AL-MARRI v. PUCCIARELLI
In December, 2001, Ali Saleh Hahlah Al-Marri, a Qatari citizen and permanent resident of the United States, was arrested at his home in Peoria, IL for his alleged involvement in the September 11 attacks. In February 2002, he was charged with the possession of unauthorized or counterfeit credit card numbers and with the intent to defraud. In January 2003, he was additionally charged with making a false statement to the FBI, making a false statement on a bank application, and using another person's identification for the purpose of influencing the action of a federally insured financial institution. Mr. Al- Marri pleaded not guilty to all counts. Just before trial, the government moved to dismiss its criminal charges against him and by order of the President designated Mr. Al-Marri an "enemy combatant". Thereafter, he has been held without charge in military custody.
Mr. Al-Marri was denied a petition for a writ of habeas corpus by the federal district court in South Carolina. On appeal, the United States Court of Appeals for the Fourth Circuit reversed and ordered that his military detention cease.

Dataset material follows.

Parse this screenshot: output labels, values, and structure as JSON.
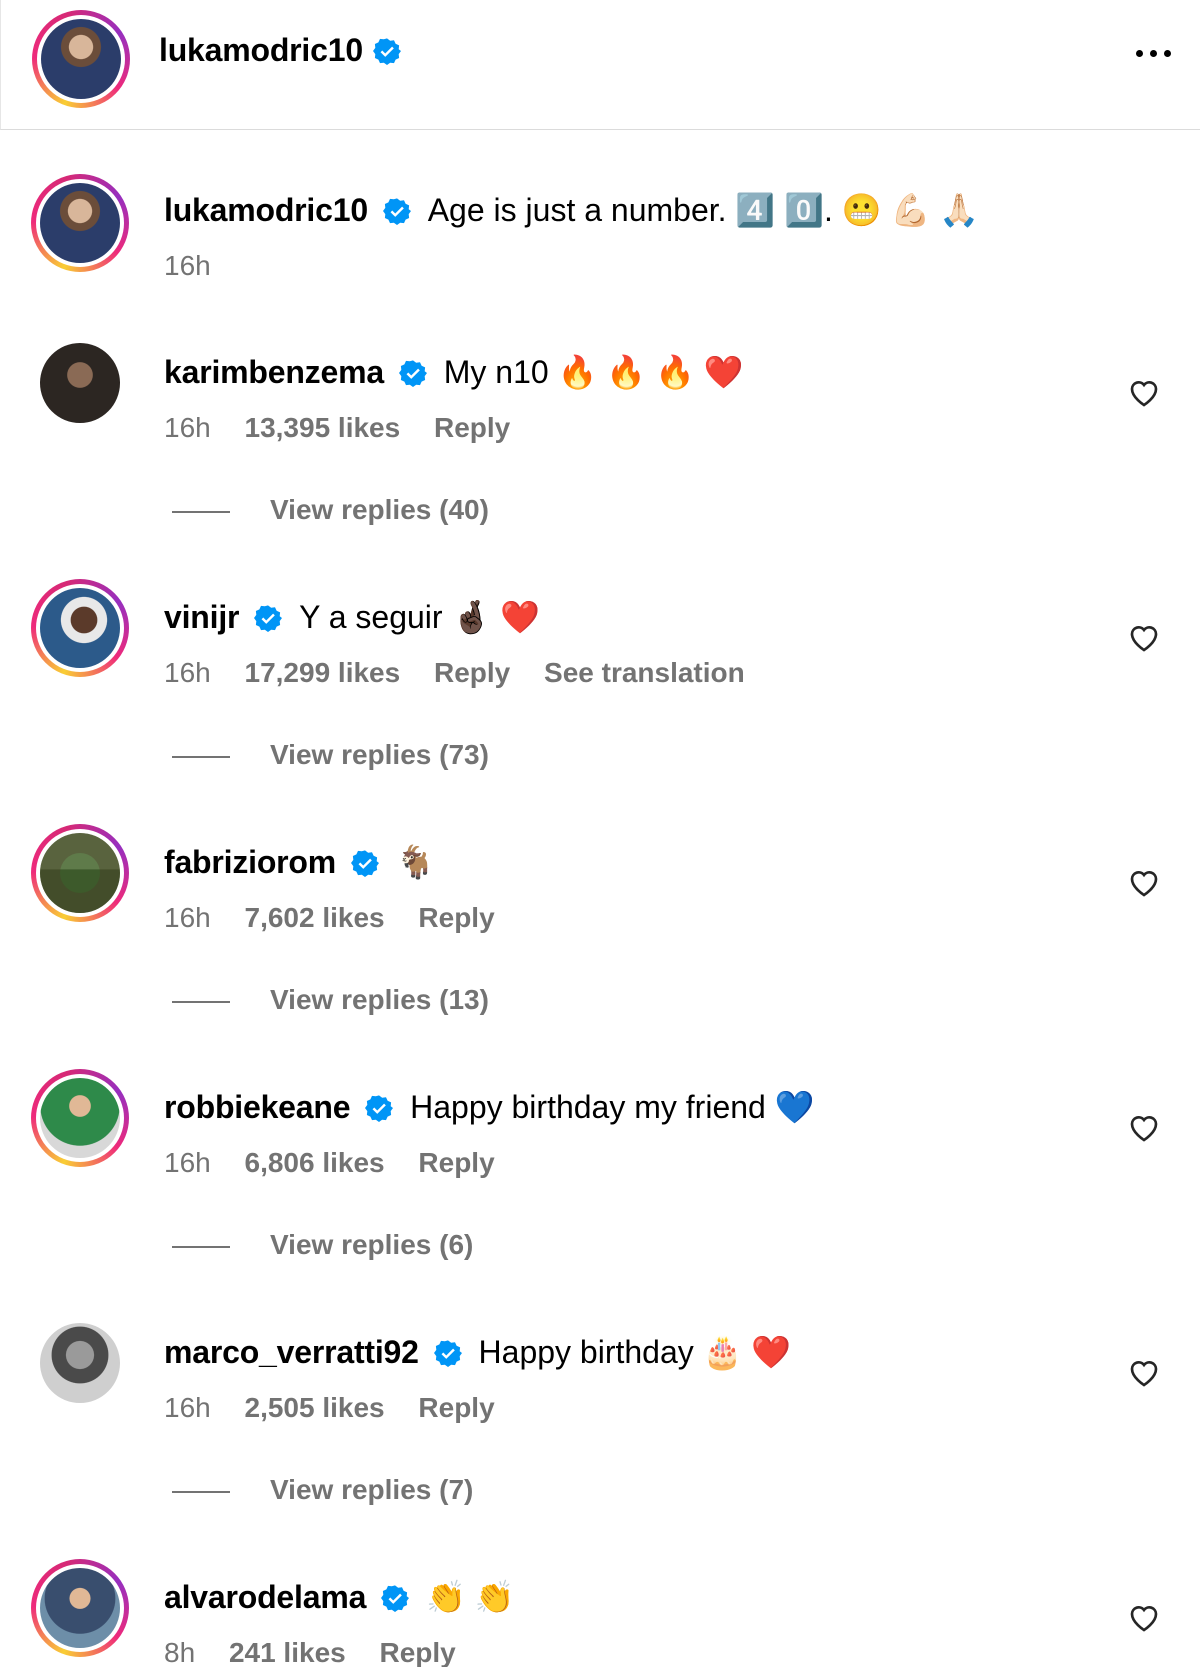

The court subsequently vacated this judgment and reconsidered the case en banc. It held in a 5-4 decision that if the government's allegations about Mr. Al-Marri are true then Congress by the Authorization for Use of Military Force (AUMF) has provided the President the power to detain him as an enemy combatant. But, in another 5-4 vote, it held that assuming the President is empowered to detain Mr. Al Marri as an enemy combatant, he was not afforded sufficient due process to challenge his detention. It remanded the case to the district court for further fact finding.
1) Does the Authorization for Use of Military Force empower the President to indefinitely detain lawful residents of the United States without criminal charge or trial based on government assertions that the detainee conspired with Al-Quaeda to engage in terrorist activities?

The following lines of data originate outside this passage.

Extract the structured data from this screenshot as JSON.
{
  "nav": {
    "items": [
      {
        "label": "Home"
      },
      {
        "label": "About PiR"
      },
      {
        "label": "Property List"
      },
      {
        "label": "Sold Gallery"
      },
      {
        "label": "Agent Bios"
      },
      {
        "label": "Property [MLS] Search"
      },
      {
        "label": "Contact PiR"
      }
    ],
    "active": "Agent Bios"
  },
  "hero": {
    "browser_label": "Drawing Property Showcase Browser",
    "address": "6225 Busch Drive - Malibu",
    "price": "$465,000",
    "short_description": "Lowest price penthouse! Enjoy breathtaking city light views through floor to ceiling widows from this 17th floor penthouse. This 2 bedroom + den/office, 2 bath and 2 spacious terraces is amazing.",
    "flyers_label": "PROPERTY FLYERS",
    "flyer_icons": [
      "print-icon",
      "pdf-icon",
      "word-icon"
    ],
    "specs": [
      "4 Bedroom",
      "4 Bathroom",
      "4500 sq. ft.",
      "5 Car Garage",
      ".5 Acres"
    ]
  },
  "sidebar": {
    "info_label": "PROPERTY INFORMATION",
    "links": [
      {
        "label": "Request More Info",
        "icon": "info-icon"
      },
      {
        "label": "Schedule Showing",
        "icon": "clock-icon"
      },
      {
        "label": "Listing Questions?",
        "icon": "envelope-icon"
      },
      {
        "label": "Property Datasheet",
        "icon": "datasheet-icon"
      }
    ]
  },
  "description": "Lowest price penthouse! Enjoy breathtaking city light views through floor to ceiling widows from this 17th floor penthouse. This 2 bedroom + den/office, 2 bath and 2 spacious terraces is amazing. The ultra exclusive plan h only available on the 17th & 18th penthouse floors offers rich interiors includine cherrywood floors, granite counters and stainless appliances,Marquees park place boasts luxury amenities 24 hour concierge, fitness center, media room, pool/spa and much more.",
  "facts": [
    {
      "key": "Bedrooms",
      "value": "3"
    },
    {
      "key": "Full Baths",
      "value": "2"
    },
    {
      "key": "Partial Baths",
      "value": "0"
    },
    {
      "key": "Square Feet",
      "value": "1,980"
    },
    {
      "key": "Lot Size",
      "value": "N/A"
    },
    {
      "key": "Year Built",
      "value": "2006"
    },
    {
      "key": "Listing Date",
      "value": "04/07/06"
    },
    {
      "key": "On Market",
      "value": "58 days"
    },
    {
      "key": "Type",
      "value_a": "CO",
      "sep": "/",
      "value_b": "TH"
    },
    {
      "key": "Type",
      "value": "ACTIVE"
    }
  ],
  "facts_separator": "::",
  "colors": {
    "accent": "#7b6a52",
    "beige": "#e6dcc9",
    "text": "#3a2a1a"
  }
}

2) Does the Constitution allow the indefinite detention of lawful residents of the United States without criminal charge or trial?
Unanswered. Prior to argument, a motion to dismiss the case as moot was filed by the respondent. The motion was granted, and the case was dismissed.